The Cost of Missing Out.
2008 was a scarring experience for many. Due to market losses during the great recession, many have avoided stocks altogether causing them to miss the great bull market that followed. FOMO (or "Fear of Missing Out") is certainly something that may apply in popular culture but hasn't been embraced by many post-2008.
Holding too much cash?
Due to perceived risks in the market, many investors have simply avoided stocks because they mistakenly see stocks as a "risky" asset class long term.

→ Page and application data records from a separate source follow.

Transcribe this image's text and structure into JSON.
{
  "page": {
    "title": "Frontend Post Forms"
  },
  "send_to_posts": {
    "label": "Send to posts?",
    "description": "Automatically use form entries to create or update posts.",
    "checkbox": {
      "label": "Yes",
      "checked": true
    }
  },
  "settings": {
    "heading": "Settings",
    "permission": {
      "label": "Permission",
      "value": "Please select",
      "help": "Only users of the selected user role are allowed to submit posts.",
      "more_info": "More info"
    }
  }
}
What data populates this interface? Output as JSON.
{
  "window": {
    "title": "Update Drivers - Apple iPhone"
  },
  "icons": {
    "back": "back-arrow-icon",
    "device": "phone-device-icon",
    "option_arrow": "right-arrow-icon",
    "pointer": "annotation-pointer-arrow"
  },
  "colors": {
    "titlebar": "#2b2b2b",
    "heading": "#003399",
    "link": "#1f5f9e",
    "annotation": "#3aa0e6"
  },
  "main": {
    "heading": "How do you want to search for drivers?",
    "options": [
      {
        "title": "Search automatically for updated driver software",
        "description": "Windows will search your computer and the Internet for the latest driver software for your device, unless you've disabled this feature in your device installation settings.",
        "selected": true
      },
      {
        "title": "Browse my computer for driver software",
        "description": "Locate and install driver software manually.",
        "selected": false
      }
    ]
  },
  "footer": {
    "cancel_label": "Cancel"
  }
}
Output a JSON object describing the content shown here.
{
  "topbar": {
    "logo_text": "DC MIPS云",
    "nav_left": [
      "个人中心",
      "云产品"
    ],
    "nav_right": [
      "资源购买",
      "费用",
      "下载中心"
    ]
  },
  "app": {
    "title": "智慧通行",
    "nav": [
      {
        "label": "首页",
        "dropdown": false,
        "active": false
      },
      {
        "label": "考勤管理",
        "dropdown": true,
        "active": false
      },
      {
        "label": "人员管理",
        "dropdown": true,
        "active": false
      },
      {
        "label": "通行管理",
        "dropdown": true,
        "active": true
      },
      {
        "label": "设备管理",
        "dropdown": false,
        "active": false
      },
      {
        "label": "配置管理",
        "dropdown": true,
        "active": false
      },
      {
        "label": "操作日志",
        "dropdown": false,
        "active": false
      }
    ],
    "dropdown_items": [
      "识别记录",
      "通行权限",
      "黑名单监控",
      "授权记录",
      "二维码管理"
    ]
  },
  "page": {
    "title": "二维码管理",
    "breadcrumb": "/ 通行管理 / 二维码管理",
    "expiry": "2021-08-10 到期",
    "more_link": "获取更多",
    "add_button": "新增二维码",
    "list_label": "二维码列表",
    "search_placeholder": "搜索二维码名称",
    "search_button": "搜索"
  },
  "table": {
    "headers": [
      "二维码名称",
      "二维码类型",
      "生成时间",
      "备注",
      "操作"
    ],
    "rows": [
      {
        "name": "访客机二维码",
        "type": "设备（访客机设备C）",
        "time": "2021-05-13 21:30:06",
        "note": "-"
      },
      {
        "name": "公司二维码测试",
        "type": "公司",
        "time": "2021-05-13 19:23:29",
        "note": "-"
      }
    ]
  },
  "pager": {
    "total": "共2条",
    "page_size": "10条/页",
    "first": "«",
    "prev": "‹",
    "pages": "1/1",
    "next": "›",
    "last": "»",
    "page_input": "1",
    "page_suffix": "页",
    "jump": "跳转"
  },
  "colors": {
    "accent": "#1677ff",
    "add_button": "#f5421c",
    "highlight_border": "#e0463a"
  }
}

While it's true that stocks can (and do) fluctuate over the short term, many investors fail to see the big picture and make a mistake they are not detecting......inflation risk - a.k.a., the risk of holding too much cash.
How is too much cash a risk?
There are very good reasons why holding cash is risky:
It doesn't grow - you simply won't save enough money to fund your retirement!
It loses value - governments are always printing more of it.
It transfers poorly - cash doesn't pass as easily to your heirs.
It barely compounds - cash doesn't earn enough to compound beyond inflation.
Let's assume the following investment:
Initial Deposit: $10,000
Years: Jan 2003 to Sept 2019
For this comparison, we will compare a "safe" asset very similar to cash (the iShares short-term treasury bond ETF) to a "risky" investment (Vanguard's Value Index Admiral Shares Fund) and compare what it costs to avoid the stock market. Both investments are widely available, low cost, and easy to buy. It is worth noting that this time period contains three significant market declines during 2008, 2011, and 2015. In the graph below, "Portfolio 1" in blue represents the equity investment while the red line indicates the "safe" asset. The ending values are as follows:
The "risky" investment: $46,092
The "non-risky" investment: $13,845
"Safe" Assets are Often Risky!
Despite protecting the investor from volatility, the long-term cost of avoiding the wealth building power of the market is simply impossible to ignore. If you are willing and able to endure some volatility, the long-term benefits have historically been worth the risk.